Toyota unveils its first new hydrogen car in a decade, to go on sale this autumn
Announcement of new five-seater sedan comes as new CEO plans accelerated expansion into battery-electric vehicles
Japanese auto maker Toyota is to launch a new hydrogen fuel cell car (FCEV) this autumn, adding to the company’s flagship FCEV, the Mirai — despite the new CEO’s plan to massively expand its range of battery-electric vehicles (BEVs).
An FCEV version of the revamped Toyota Crown sedan will be available to buy in Japan and the US from autumn 2023.
Toyota is also making a hybrid-electric version of the Crown, as well as hybrid and plug-in electric estate and sports versions.
The announcement marks the first new hydrogen car from the Japanese company for nearly a decade, following the introduction of the Mirai in 2014 — one of only two FCEVs currently on the market, alongisde the Hyundai Nexo.
Toyota’s focus on H2 cars over the past decade has left it far behind the curve on battery EVs (BEVs), with its only BEV model, the bZ4X, selling poorly.
A little over 56,000 FCEVs have been sold to date globally, according to one consultant, while 10.5 million BEVs and plug-in hybrid EVs were delivered worldwide in 2022 alone.
Some commentators predicted that new CEO Koji Sato, who took the helm at Toyota at the beginning of this month, would pivot the company away from hydrogen vehicles towards BEVs, and he has indeed already announced that the automaker would launch ten new EV models by 2026, as well as around another ten after that date.
But Sato has also said that Toyota will continue to back its hydrogen programme, despite a growing consensus that for passenger cars, at least, BEVs will be a clear winner on cost, infrastructure and efficiency.
Nevertheless, in a presentation given last week, company executives suggested that the company may be subtly refocusing its hydrogen future away from passenger vehicles towards heavy duty trucking, despite remaining “firmly committed to [Toyota's] multi-pathway approach”.
“For FCEVs we will pursue mass production centred on commercial vehicles,” said Hiroki Nakajima, Toyota’s chief technology officer. “One feature of FCEVs is that the energy source, hydrogen, is lightweight so even when travelling longer distances the vehicle is not as heavy as a battery EV and less space is required.
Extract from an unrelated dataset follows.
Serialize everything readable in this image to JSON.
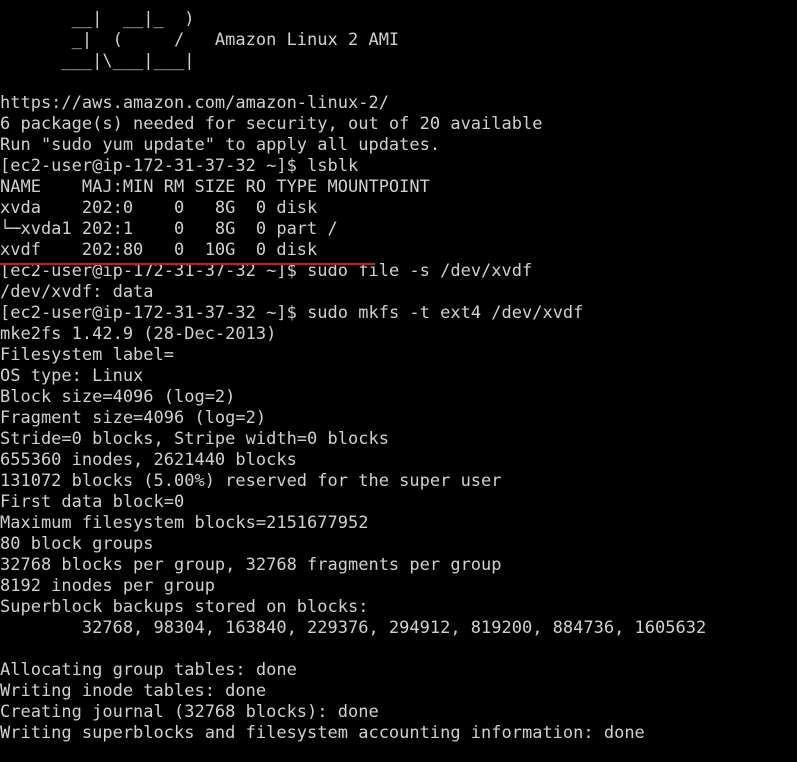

Refuelling is also much quicker. Taking advantage of these strengths, we will work with business operators to promote FCEVs by starting with commercial vehicles such as medium to heavy duty trucks.
“Additionally, we have started basic research on hydrogen engines for heavy duty commercial vehicles last year,” he added.